Medical surveillance in the mining industry is required by law. The NIOH conducts statutory autopsies on deceased miners and as a result has access to medical records of several thousands of workers through the Pathology Automation (PATHAUT) database.
The NIOH also has access to medical records kept at the Adler Museum for Medical History (AMMH) of the University of the Witwatersrand and as such is in a position to review medical records of miners as far back as the beginning of the 20th century. One of the projects under this focus area specifically looks at Chinese indentured miners and Black migrant miners during the early 1900s.

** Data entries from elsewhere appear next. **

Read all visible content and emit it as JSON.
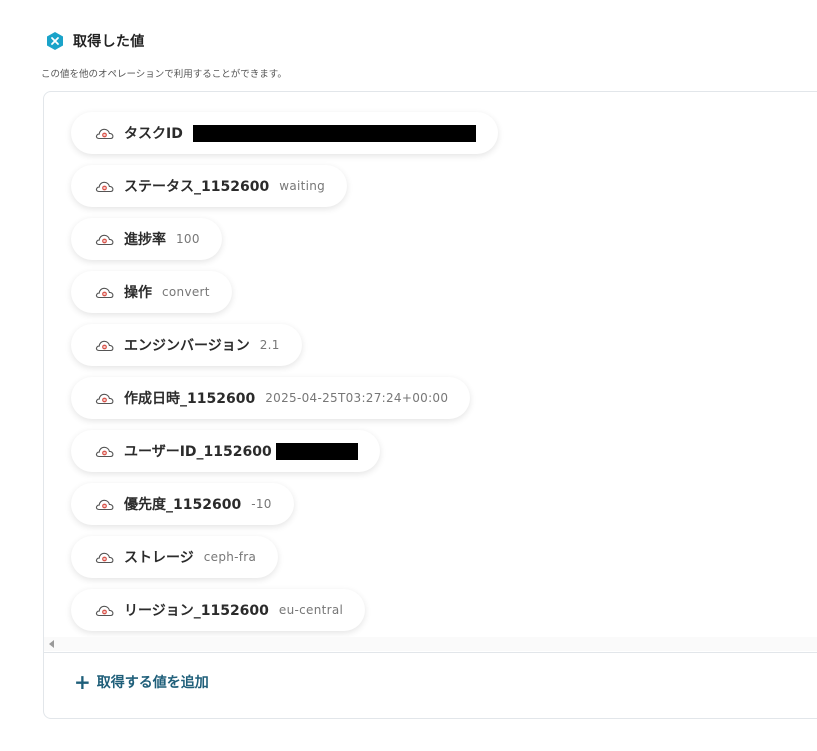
{
  "header": {
    "title": "取得した値",
    "subtitle": "この値を他のオペレーションで利用することができます。"
  },
  "colors": {
    "accent": "#1aa3c9",
    "link": "#1f5f7a",
    "cloud_icon": "#d9564d"
  },
  "icons": {
    "badge": "x-close-icon",
    "item": "cloud-icon",
    "add": "plus-icon",
    "scroll": "scroll-left-arrow-icon"
  },
  "items": [
    {
      "label": "タスクID",
      "value": "",
      "redacted": true
    },
    {
      "label": "ステータス_1152600",
      "value": "waiting"
    },
    {
      "label": "進捗率",
      "value": "100"
    },
    {
      "label": "操作",
      "value": "convert"
    },
    {
      "label": "エンジンバージョン",
      "value": "2.1"
    },
    {
      "label": "作成日時_1152600",
      "value": "2025-04-25T03:27:24+00:00"
    },
    {
      "label": "ユーザーID_1152600",
      "value": "",
      "redacted": true
    },
    {
      "label": "優先度_1152600",
      "value": "-10"
    },
    {
      "label": "ストレージ",
      "value": "ceph-fra"
    },
    {
      "label": "リージョン_1152600",
      "value": "eu-central"
    }
  ],
  "add_button": {
    "label": "取得する値を追加"
  }
}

Migrant workers are at high risk of contracting respiratory and sexually transmitted diseases (including HIV) whilst working in the mining industry. The NIOH has the opportunity to assess the long term survival and measure sickness in nearly 2000 gold miners with known dates of HIV infection, by using data and records already routinely collected on South African mine workers. A similar project is conducted in the platinum mining industry.
Most recently the NIOH has embarked on a collaborative, multidisciplinary study into the neuropathologic effects of low to moderate level manganese exposure in South African miners, in an attempt to clarify the potential role of environmental metals in the pathogenesis of Parkinson’s disease.
The following projects are classified under this focus area:
- A review of Transvaal gold miners’ medical records: Chinese indentured miners (1904 – 1910) and Black migrant workers (1907 – 1913) – On-Going
- Respiratory disease in South African platinum miners: an autopsy study – On-Going
- The effect of HIV on morbidity and mortality in South African gold miners: a retrospective cohort study – On-Going
- The impact of HIV/AIDS and antiretroviral therapy on mortality in South African platinum miners: 1992 – 2008 – On-Going
- Neuropathology of chronic manganese exposure – On-Going